PROVIDED RECORDS Block Start
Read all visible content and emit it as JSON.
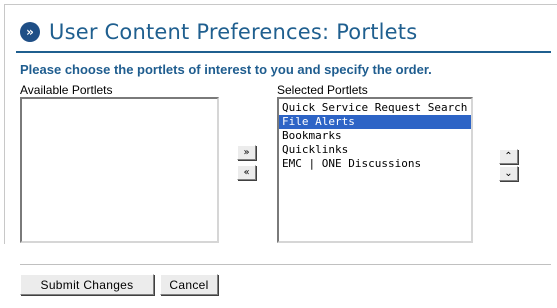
{
  "page": {
    "title": "User Content Preferences: Portlets",
    "title_icon": "double-chevron-right-icon",
    "instructions": "Please choose the portlets of interest to you and specify the order."
  },
  "available": {
    "label": "Available Portlets",
    "items": []
  },
  "selected": {
    "label": "Selected Portlets",
    "items": [
      "Quick Service Request Search",
      "File Alerts",
      "Bookmarks",
      "Quicklinks",
      "EMC | ONE Discussions"
    ],
    "highlighted": "File Alerts"
  },
  "buttons": {
    "add": "»",
    "remove": "«",
    "move_up": "⌃",
    "move_down": "⌄",
    "submit": "Submit Changes",
    "cancel": "Cancel"
  },
  "colors": {
    "title": "#1f5f8f",
    "selection": "#2d64c6"
  }
}
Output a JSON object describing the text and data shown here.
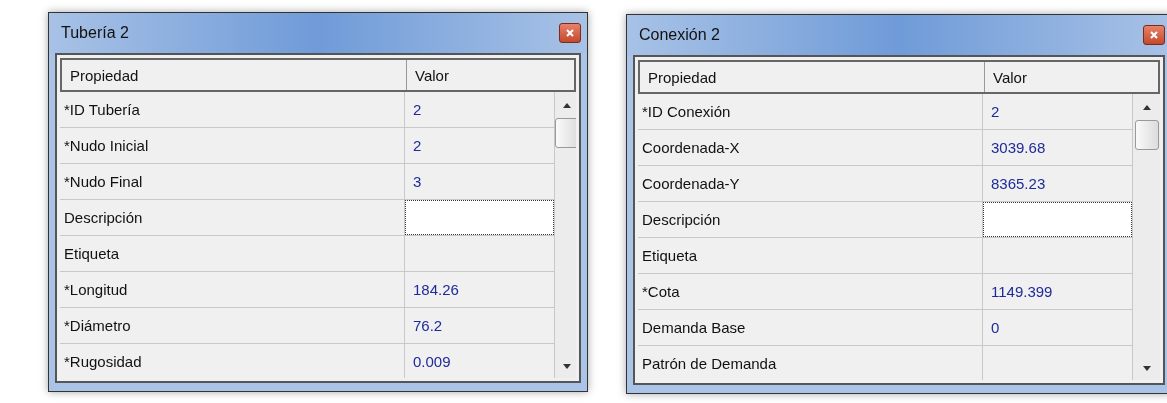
{
  "windows": [
    {
      "title": "Tubería 2",
      "columns": [
        "Propiedad",
        "Valor"
      ],
      "rows": [
        {
          "property": "*ID Tubería",
          "value": "2",
          "editing": false
        },
        {
          "property": "*Nudo Inicial",
          "value": "2",
          "editing": false
        },
        {
          "property": "*Nudo Final",
          "value": "3",
          "editing": false
        },
        {
          "property": "Descripción",
          "editing": true
        },
        {
          "property": "Etiqueta",
          "editing": false
        },
        {
          "property": "*Longitud",
          "value": "184.26",
          "editing": false
        },
        {
          "property": "*Diámetro",
          "value": "76.2",
          "editing": false
        },
        {
          "property": "*Rugosidad",
          "value": "0.009",
          "editing": false
        }
      ]
    },
    {
      "title": "Conexión 2",
      "columns": [
        "Propiedad",
        "Valor"
      ],
      "rows": [
        {
          "property": "*ID Conexión",
          "value": "2",
          "editing": false
        },
        {
          "property": "Coordenada-X",
          "value": "3039.68",
          "editing": false
        },
        {
          "property": "Coordenada-Y",
          "value": "8365.23",
          "editing": false
        },
        {
          "property": "Descripción",
          "editing": true
        },
        {
          "property": "Etiqueta",
          "editing": false
        },
        {
          "property": "*Cota",
          "value": "1149.399",
          "editing": false
        },
        {
          "property": "Demanda Base",
          "value": "0",
          "editing": false
        },
        {
          "property": "Patrón de Demanda",
          "editing": false
        }
      ]
    }
  ]
}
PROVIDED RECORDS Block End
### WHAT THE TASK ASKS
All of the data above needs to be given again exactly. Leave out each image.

### WRITTEN RESPONSE
Read all visible content and emit it as JSON.
{
  "page": {
    "title": "User Content Preferences: Portlets",
    "title_icon": "double-chevron-right-icon",
    "instructions": "Please choose the portlets of interest to you and specify the order."
  },
  "available": {
    "label": "Available Portlets",
    "items": []
  },
  "selected": {
    "label": "Selected Portlets",
    "items": [
      "Quick Service Request Search",
      "File Alerts",
      "Bookmarks",
      "Quicklinks",
      "EMC | ONE Discussions"
    ],
    "highlighted": "File Alerts"
  },
  "buttons": {
    "add": "»",
    "remove": "«",
    "move_up": "⌃",
    "move_down": "⌄",
    "submit": "Submit Changes",
    "cancel": "Cancel"
  },
  "colors": {
    "title": "#1f5f8f",
    "selection": "#2d64c6"
  }
}
Output a JSON object describing the text and data shown here.
{
  "windows": [
    {
      "title": "Tubería 2",
      "columns": [
        "Propiedad",
        "Valor"
      ],
      "rows": [
        {
          "property": "*ID Tubería",
          "value": "2",
          "editing": false
        },
        {
          "property": "*Nudo Inicial",
          "value": "2",
          "editing": false
        },
        {
          "property": "*Nudo Final",
          "value": "3",
          "editing": false
        },
        {
          "property": "Descripción",
          "editing": true
        },
        {
          "property": "Etiqueta",
          "editing": false
        },
        {
          "property": "*Longitud",
          "value": "184.26",
          "editing": false
        },
        {
          "property": "*Diámetro",
          "value": "76.2",
          "editing": false
        },
        {
          "property": "*Rugosidad",
          "value": "0.009",
          "editing": false
        }
      ]
    },
    {
      "title": "Conexión 2",
      "columns": [
        "Propiedad",
        "Valor"
      ],
      "rows": [
        {
          "property": "*ID Conexión",
          "value": "2",
          "editing": false
        },
        {
          "property": "Coordenada-X",
          "value": "3039.68",
          "editing": false
        },
        {
          "property": "Coordenada-Y",
          "value": "8365.23",
          "editing": false
        },
        {
          "property": "Descripción",
          "editing": true
        },
        {
          "property": "Etiqueta",
          "editing": false
        },
        {
          "property": "*Cota",
          "value": "1149.399",
          "editing": false
        },
        {
          "property": "Demanda Base",
          "value": "0",
          "editing": false
        },
        {
          "property": "Patrón de Demanda",
          "editing": false
        }
      ]
    }
  ]
}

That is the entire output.